Rep. Matt Gaetz of Florida
Washington CNN  — 

Republican Rep. Matt Gaetz of Florida is facing scrutiny after a Politico report suggested that he had used thousands in taxpayer dollars in ways that could run afoul of House ethics rules.

The possible issues, according to Politico, involve Gaetz’s use of $28,000 in taxpayer funds to pay an LLC that is affiliated with a speech-writing consultant. According to Politico, Gaetz’s office acknowledged that he had improperly sent $28,000 to a company connected to the speechwriter, Darren Beattie, who was hired by Gaetz in April 2019. Beattie is a former White House speechwriter who attended a 2016 conference featuring several white nationalists.

Gaetz’s office has denied wrongdoing in a statement to CNN, arguing that when it came to paying the LLC, “the contractual arrangement was approved by the necessary House authorities, a second review by the Finance Office determined that the services could not be contracted for in exactly that fashion and our office is currently working through the best way to proceed with both Finance and the House Ethics Committee.”
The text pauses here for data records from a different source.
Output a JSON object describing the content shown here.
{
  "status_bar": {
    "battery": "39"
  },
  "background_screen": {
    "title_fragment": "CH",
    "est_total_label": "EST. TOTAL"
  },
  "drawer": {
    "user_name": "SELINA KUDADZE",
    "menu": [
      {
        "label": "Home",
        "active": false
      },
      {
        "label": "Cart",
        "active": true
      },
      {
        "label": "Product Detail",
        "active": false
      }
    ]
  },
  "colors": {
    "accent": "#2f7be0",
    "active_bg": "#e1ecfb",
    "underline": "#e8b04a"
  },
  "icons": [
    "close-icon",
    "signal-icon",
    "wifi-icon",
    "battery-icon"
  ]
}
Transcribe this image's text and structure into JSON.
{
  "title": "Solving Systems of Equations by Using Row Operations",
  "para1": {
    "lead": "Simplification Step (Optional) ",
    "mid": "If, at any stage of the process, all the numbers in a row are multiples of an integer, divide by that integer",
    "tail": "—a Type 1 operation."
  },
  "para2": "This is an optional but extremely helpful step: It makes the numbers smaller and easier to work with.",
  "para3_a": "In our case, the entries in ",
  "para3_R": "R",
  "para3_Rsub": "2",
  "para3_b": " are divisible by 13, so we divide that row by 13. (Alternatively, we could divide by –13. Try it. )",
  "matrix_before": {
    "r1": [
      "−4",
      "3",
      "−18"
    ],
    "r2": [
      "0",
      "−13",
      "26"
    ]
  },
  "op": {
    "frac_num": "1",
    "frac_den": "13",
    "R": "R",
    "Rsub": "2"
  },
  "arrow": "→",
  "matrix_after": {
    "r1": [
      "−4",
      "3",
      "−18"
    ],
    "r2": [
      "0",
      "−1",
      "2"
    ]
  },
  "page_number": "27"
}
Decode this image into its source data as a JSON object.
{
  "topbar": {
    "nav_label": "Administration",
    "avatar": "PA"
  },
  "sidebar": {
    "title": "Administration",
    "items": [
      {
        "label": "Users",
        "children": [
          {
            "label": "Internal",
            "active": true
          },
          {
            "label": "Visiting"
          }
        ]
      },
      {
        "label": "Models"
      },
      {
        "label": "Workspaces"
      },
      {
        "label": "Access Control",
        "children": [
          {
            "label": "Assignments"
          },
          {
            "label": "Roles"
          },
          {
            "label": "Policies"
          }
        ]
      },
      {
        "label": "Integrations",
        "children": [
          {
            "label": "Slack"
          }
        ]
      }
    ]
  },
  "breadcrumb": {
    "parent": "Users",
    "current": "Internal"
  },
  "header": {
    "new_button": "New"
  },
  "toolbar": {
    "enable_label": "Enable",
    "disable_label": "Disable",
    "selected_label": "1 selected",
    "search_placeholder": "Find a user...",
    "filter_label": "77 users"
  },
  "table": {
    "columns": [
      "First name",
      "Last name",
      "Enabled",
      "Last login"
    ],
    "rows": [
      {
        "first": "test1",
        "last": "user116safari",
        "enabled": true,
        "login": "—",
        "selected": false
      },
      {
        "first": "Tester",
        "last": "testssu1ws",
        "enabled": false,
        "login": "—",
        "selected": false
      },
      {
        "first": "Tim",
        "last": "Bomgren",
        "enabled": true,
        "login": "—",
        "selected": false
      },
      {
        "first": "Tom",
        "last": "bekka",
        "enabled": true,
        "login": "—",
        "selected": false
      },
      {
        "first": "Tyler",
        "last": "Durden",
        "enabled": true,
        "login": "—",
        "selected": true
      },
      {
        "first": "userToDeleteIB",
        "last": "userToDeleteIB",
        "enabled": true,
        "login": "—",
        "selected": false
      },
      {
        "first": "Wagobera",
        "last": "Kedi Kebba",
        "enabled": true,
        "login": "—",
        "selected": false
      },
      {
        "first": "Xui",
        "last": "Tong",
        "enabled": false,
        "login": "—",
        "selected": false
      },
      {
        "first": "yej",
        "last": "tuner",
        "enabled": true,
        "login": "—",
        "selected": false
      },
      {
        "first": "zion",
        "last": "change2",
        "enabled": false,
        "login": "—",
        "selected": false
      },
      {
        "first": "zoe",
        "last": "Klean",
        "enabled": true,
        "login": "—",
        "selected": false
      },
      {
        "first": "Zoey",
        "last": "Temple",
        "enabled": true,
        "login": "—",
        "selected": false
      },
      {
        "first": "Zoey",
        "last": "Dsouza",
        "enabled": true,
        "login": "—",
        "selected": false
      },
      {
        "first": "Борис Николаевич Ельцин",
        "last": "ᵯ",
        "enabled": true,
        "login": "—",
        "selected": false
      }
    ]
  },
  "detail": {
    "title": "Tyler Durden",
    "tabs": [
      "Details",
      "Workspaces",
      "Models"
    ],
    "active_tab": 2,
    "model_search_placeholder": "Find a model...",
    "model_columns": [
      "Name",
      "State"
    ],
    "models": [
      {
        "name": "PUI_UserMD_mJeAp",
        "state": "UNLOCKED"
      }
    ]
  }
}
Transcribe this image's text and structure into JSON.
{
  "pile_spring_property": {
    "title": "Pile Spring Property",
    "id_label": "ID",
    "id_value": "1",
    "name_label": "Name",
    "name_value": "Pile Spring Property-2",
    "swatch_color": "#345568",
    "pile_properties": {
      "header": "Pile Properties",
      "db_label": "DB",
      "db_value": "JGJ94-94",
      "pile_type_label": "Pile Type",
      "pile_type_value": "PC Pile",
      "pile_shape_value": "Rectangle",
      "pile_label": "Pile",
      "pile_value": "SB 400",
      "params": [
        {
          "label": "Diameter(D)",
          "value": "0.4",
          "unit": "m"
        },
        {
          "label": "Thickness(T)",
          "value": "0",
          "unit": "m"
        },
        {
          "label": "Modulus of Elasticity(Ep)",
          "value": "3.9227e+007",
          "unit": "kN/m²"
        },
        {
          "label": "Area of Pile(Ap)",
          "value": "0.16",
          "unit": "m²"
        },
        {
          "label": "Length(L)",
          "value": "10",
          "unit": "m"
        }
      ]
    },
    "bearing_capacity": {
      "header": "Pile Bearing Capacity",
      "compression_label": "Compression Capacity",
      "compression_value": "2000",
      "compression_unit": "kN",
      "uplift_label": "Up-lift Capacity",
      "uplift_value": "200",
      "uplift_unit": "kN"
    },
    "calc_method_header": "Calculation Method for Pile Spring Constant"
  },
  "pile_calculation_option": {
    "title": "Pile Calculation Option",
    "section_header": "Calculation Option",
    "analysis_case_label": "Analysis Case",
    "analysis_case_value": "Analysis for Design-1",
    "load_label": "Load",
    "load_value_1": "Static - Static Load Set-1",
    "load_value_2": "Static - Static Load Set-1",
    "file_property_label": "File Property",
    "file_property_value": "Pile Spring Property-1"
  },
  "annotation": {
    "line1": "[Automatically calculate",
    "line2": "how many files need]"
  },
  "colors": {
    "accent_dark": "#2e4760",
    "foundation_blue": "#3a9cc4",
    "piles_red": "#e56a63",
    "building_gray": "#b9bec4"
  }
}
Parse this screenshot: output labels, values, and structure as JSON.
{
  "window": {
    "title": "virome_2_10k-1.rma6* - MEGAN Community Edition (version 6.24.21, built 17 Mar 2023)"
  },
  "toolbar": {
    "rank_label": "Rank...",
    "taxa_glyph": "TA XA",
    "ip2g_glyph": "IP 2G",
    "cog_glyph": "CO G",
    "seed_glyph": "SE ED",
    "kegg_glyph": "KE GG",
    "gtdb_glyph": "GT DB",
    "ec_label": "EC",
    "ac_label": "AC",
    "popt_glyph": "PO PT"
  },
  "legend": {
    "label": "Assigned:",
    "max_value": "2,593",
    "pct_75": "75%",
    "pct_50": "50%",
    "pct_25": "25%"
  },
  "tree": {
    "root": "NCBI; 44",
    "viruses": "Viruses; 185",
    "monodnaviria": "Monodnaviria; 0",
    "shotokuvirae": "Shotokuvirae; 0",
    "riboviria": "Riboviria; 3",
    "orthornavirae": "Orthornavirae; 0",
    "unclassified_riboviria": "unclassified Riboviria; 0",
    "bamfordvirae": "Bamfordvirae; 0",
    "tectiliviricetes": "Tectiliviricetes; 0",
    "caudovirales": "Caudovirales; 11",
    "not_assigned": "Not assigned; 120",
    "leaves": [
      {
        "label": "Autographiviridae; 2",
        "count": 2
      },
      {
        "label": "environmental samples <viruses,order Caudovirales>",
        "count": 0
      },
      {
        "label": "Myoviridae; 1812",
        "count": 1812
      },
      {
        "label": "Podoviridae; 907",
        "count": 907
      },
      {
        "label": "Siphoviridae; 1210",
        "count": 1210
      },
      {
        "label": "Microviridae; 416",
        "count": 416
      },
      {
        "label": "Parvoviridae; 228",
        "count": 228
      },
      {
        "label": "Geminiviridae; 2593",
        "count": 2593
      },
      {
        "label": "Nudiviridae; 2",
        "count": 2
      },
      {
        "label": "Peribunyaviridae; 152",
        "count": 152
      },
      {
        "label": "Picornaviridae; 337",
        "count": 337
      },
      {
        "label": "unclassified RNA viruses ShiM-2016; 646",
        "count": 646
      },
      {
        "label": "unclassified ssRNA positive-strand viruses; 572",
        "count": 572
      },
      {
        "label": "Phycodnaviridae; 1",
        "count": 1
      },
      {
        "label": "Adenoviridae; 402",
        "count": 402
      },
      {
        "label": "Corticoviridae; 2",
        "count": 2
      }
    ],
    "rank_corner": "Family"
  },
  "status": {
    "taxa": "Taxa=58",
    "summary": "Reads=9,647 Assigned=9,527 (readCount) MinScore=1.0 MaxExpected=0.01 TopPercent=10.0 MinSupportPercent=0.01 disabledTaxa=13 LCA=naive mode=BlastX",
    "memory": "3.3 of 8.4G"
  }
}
“The funds were all immediately returned to the House as soon as the review determined this was not the right way to structure this. This is nothing more than a glorified clerical error,” the office said.

CNN asked Gaetz’s office if it had documentation of guidance it had initially received from the House authorities it referred to, but CNN had not been given documentation as of Wednesday evening.

Charlie Dent, who’s a former chairman of the House Ethics Committee and a CNN contributor, told CNN that it would be a problem if a member were found to be paying an outside speechwriter.

“If he was paying an outside speechwriter, that is a mistake. You are supposed to have a press secretary and (legislative) staff that help you with speeches,” Dent said. “It seems that the use of the taxpayer funds for speech-writing is a violation of House rules, and that could warrant a sanction from the Committee on Ethics.”

CNN’s Caroline Kelly contributed to this report.